What do you think of the result? Are you contemplating any home renovations?
Brian Murphy’s excellent study of Sword-and-Sorcery fiction touches all the bases. He correctly identifies Robert E. Howard as the key figure in the genre. Murphy discusses other Sword-and -Sorcery writers from Weird Tales and other magazines. He spends some pages on C. L. Moore whose Jirel of Joiry is one of the few female characters in the genre with gravitas. The genre declined after the death of Howard and went dormant.
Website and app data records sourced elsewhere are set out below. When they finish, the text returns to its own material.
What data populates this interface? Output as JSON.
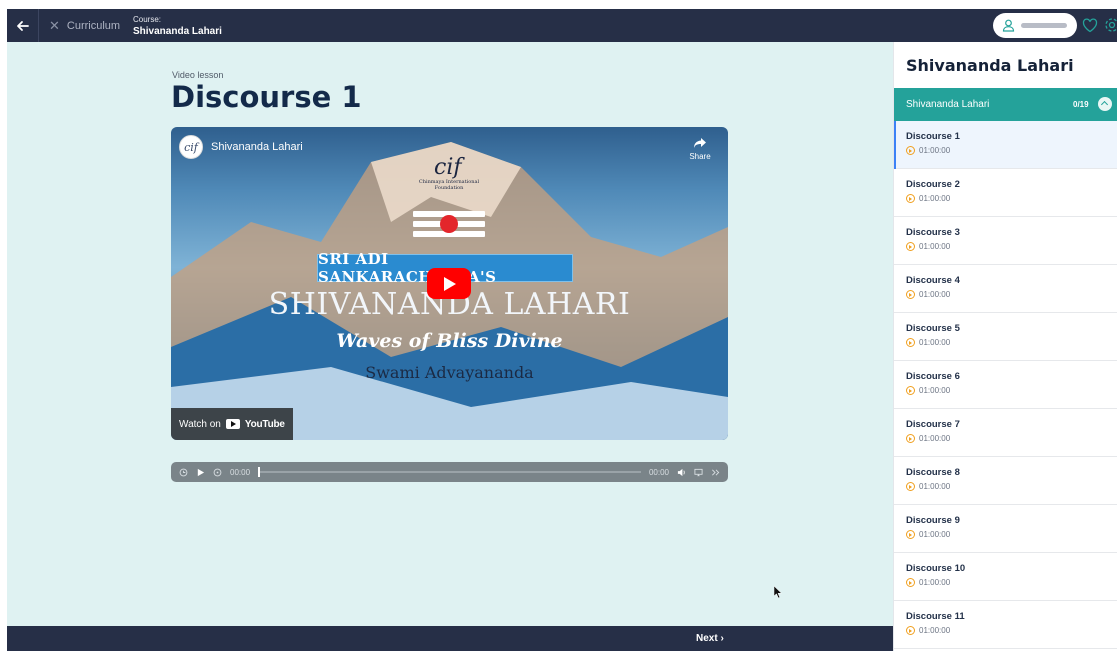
{
  "topbar": {
    "curriculum_label": "Curriculum",
    "course_label": "Course:",
    "course_title": "Shivananda Lahari",
    "icons": [
      "back-arrow-icon",
      "close-icon",
      "user-icon",
      "heart-icon",
      "gear-icon"
    ]
  },
  "lesson": {
    "type_label": "Video lesson",
    "title": "Discourse 1"
  },
  "video": {
    "channel_title": "Shivananda Lahari",
    "share_label": "Share",
    "logo_text": "cif",
    "foundation_text": "Chinmaya International Foundation",
    "banner_text": "SRI ADI SANKARACHARYA'S",
    "main_title": "SHIVANANDA LAHARI",
    "subtitle": "Waves of Bliss Divine",
    "author": "Swami Advayananda",
    "watch_on": "Watch on",
    "youtube": "YouTube"
  },
  "player": {
    "current_time": "00:00",
    "total_time": "00:00",
    "progress": 0
  },
  "footer": {
    "next_label": "Next ›"
  },
  "sidebar": {
    "title": "Shivananda Lahari",
    "section_name": "Shivananda Lahari",
    "section_count": "0/19",
    "accent": "#24a29a",
    "items": [
      {
        "name": "Discourse 1",
        "duration": "01:00:00"
      },
      {
        "name": "Discourse 2",
        "duration": "01:00:00"
      },
      {
        "name": "Discourse 3",
        "duration": "01:00:00"
      },
      {
        "name": "Discourse 4",
        "duration": "01:00:00"
      },
      {
        "name": "Discourse 5",
        "duration": "01:00:00"
      },
      {
        "name": "Discourse 6",
        "duration": "01:00:00"
      },
      {
        "name": "Discourse 7",
        "duration": "01:00:00"
      },
      {
        "name": "Discourse 8",
        "duration": "01:00:00"
      },
      {
        "name": "Discourse 9",
        "duration": "01:00:00"
      },
      {
        "name": "Discourse 10",
        "duration": "01:00:00"
      },
      {
        "name": "Discourse 11",
        "duration": "01:00:00"
      }
    ]
  }
}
Then Murphy transitions to “Revival” with writers like Michael Moorcock who introduced Elric, Corum, and Dorian Hawkmoon to the Sword-and-Sorcery audience. Fritz Leiber created Fafhrd and the Gray Mouser which energized the genre. I wish Murphy had spent a few more pages on TOR’s Conan pastiches (over 40 volumes) published from 1982 to 2004 (there are rumors this Conan series might be revived).
If you’re a fan of Sword-and-Sorcery stories, Brian Murphy’s book provides a history of the genre’s development, its ups and downs and an idea where Sword-and-Sorcery is headed. Do you have a favorite Sword-and-Sorcery writer? GRADE: A
TABLE OF CONTENTS:
CHAPTER ONE: What is Sword-and-Sorcery? 1
CHAPTER TWO: Origins 31
CHAPTER THREE: Robert E. Howard and the Birth fo Sword-and-Sorcery 57
CHAPTER FOUR: Weird Tales: Howard’s Sword-and-Sorcery Contemporaries 83
CHAPTER FIVE: Revival 107
CHAPTER SIX: Renaissance 133
CHAPTER SEVEN: Decline and Fall 163
CHAPTER EIGHT: Underground, Resurgence, and New Directions 195
CHAPTER NINE: The Cultural Impact of Sword-and-Sorcery 219
CHAPTER TEN: Why Sword-and-Sorcery? 241
A Probable Timeline of Sword-and-Sorcery 249
Works Cited 255
About the Author and Artist 281